Output the whole listing below exactly, omitting the images.

SOURCE INFORMATION:
------------

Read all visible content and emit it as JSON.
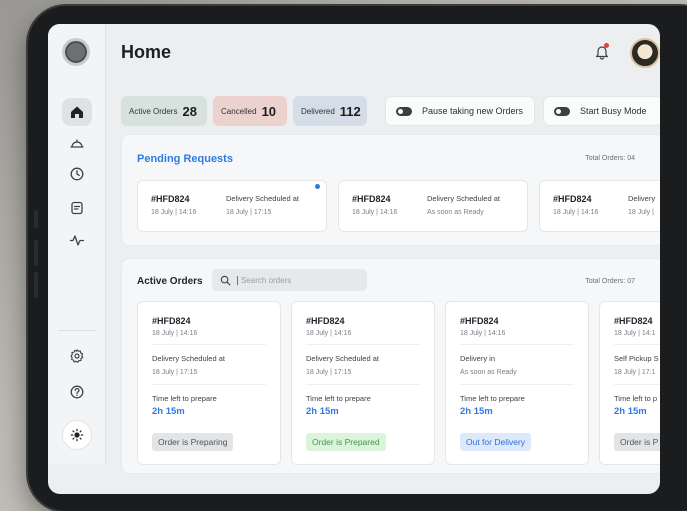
{
  "header": {
    "title": "Home"
  },
  "stats": [
    {
      "label": "Active Orders",
      "value": "28"
    },
    {
      "label": "Cancelled",
      "value": "10"
    },
    {
      "label": "Delivered",
      "value": "112"
    }
  ],
  "toggles": {
    "pause": "Pause taking new Orders",
    "busy": "Start Busy Mode"
  },
  "pending": {
    "title": "Pending Requests",
    "total": "Total Orders: 04",
    "cards": [
      {
        "id": "#HFD824",
        "datetime": "18 July | 14:16",
        "status": "Delivery Scheduled at",
        "status_value": "18 July | 17:15",
        "unread": true
      },
      {
        "id": "#HFD824",
        "datetime": "18 July | 14:16",
        "status": "Delivery Scheduled at",
        "status_value": "As soon as Ready",
        "unread": false
      },
      {
        "id": "#HFD824",
        "datetime": "18 July | 14:16",
        "status": "Delivery",
        "status_value": "18 July |",
        "unread": false
      }
    ]
  },
  "active": {
    "title": "Active Orders",
    "search_placeholder": "Search orders",
    "total": "Total Orders: 07",
    "time_label": "Time left to prepare",
    "cards": [
      {
        "id": "#HFD824",
        "datetime": "18 July | 14:16",
        "status": "Delivery Scheduled at",
        "status_value": "18 July | 17:15",
        "time_label": "Time left to prepare",
        "time": "2h 15m",
        "badge": "Order is Preparing",
        "badge_color": "#e3e4e6"
      },
      {
        "id": "#HFD824",
        "datetime": "18 July | 14:16",
        "status": "Delivery Scheduled at",
        "status_value": "18 July | 17:15",
        "time_label": "Time left to prepare",
        "time": "2h 15m",
        "badge": "Order is Prepared",
        "badge_color": "#dcf3dc"
      },
      {
        "id": "#HFD824",
        "datetime": "18 July | 14:16",
        "status": "Delivery in",
        "status_value": "As soon as Ready",
        "time_label": "Time left to prepare",
        "time": "2h 15m",
        "badge": "Out for Delivery",
        "badge_color": "#dde9fb"
      },
      {
        "id": "#HFD824",
        "datetime": "18 July | 14:1",
        "status": "Self Pickup S",
        "status_value": "18 July | 17:1",
        "time_label": "Time left to p",
        "time": "2h 15m",
        "badge": "Order is P",
        "badge_color": "#e3e4e6"
      }
    ]
  },
  "sidebar": {
    "icons": [
      "home-icon",
      "cloche-icon",
      "clock-icon",
      "receipt-icon",
      "activity-icon",
      "settings-icon",
      "help-icon",
      "sun-icon"
    ]
  },
  "colors": {
    "accent": "#2f7be0",
    "notification": "#e0453a"
  }
}
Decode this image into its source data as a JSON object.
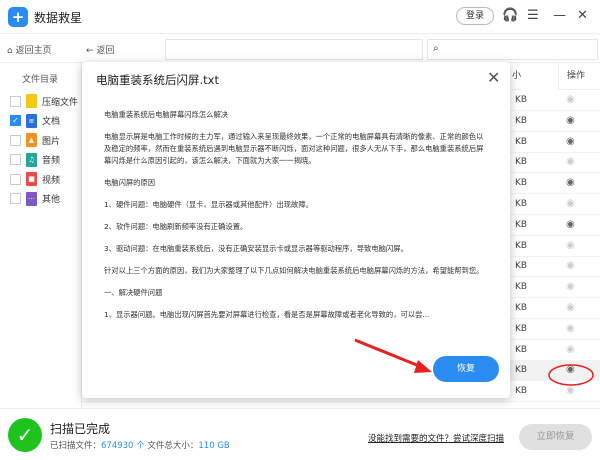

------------

TASK ANSWER:
Read all visible content and emit it as JSON.
{
  "header": {
    "title": "Home"
  },
  "stats": [
    {
      "label": "Active Orders",
      "value": "28"
    },
    {
      "label": "Cancelled",
      "value": "10"
    },
    {
      "label": "Delivered",
      "value": "112"
    }
  ],
  "toggles": {
    "pause": "Pause taking new Orders",
    "busy": "Start Busy Mode"
  },
  "pending": {
    "title": "Pending Requests",
    "total": "Total Orders: 04",
    "cards": [
      {
        "id": "#HFD824",
        "datetime": "18 July | 14:16",
        "status": "Delivery Scheduled at",
        "status_value": "18 July | 17:15",
        "unread": true
      },
      {
        "id": "#HFD824",
        "datetime": "18 July | 14:16",
        "status": "Delivery Scheduled at",
        "status_value": "As soon as Ready",
        "unread": false
      },
      {
        "id": "#HFD824",
        "datetime": "18 July | 14:16",
        "status": "Delivery",
        "status_value": "18 July |",
        "unread": false
      }
    ]
  },
  "active": {
    "title": "Active Orders",
    "search_placeholder": "Search orders",
    "total": "Total Orders: 07",
    "time_label": "Time left to prepare",
    "cards": [
      {
        "id": "#HFD824",
        "datetime": "18 July | 14:16",
        "status": "Delivery Scheduled at",
        "status_value": "18 July | 17:15",
        "time_label": "Time left to prepare",
        "time": "2h 15m",
        "badge": "Order is Preparing",
        "badge_color": "#e3e4e6"
      },
      {
        "id": "#HFD824",
        "datetime": "18 July | 14:16",
        "status": "Delivery Scheduled at",
        "status_value": "18 July | 17:15",
        "time_label": "Time left to prepare",
        "time": "2h 15m",
        "badge": "Order is Prepared",
        "badge_color": "#dcf3dc"
      },
      {
        "id": "#HFD824",
        "datetime": "18 July | 14:16",
        "status": "Delivery in",
        "status_value": "As soon as Ready",
        "time_label": "Time left to prepare",
        "time": "2h 15m",
        "badge": "Out for Delivery",
        "badge_color": "#dde9fb"
      },
      {
        "id": "#HFD824",
        "datetime": "18 July | 14:1",
        "status": "Self Pickup S",
        "status_value": "18 July | 17:1",
        "time_label": "Time left to p",
        "time": "2h 15m",
        "badge": "Order is P",
        "badge_color": "#e3e4e6"
      }
    ]
  },
  "sidebar": {
    "icons": [
      "home-icon",
      "cloche-icon",
      "clock-icon",
      "receipt-icon",
      "activity-icon",
      "settings-icon",
      "help-icon",
      "sun-icon"
    ]
  },
  "colors": {
    "accent": "#2f7be0",
    "notification": "#e0453a"
  }
}
Decode this image into its source data as a JSON object.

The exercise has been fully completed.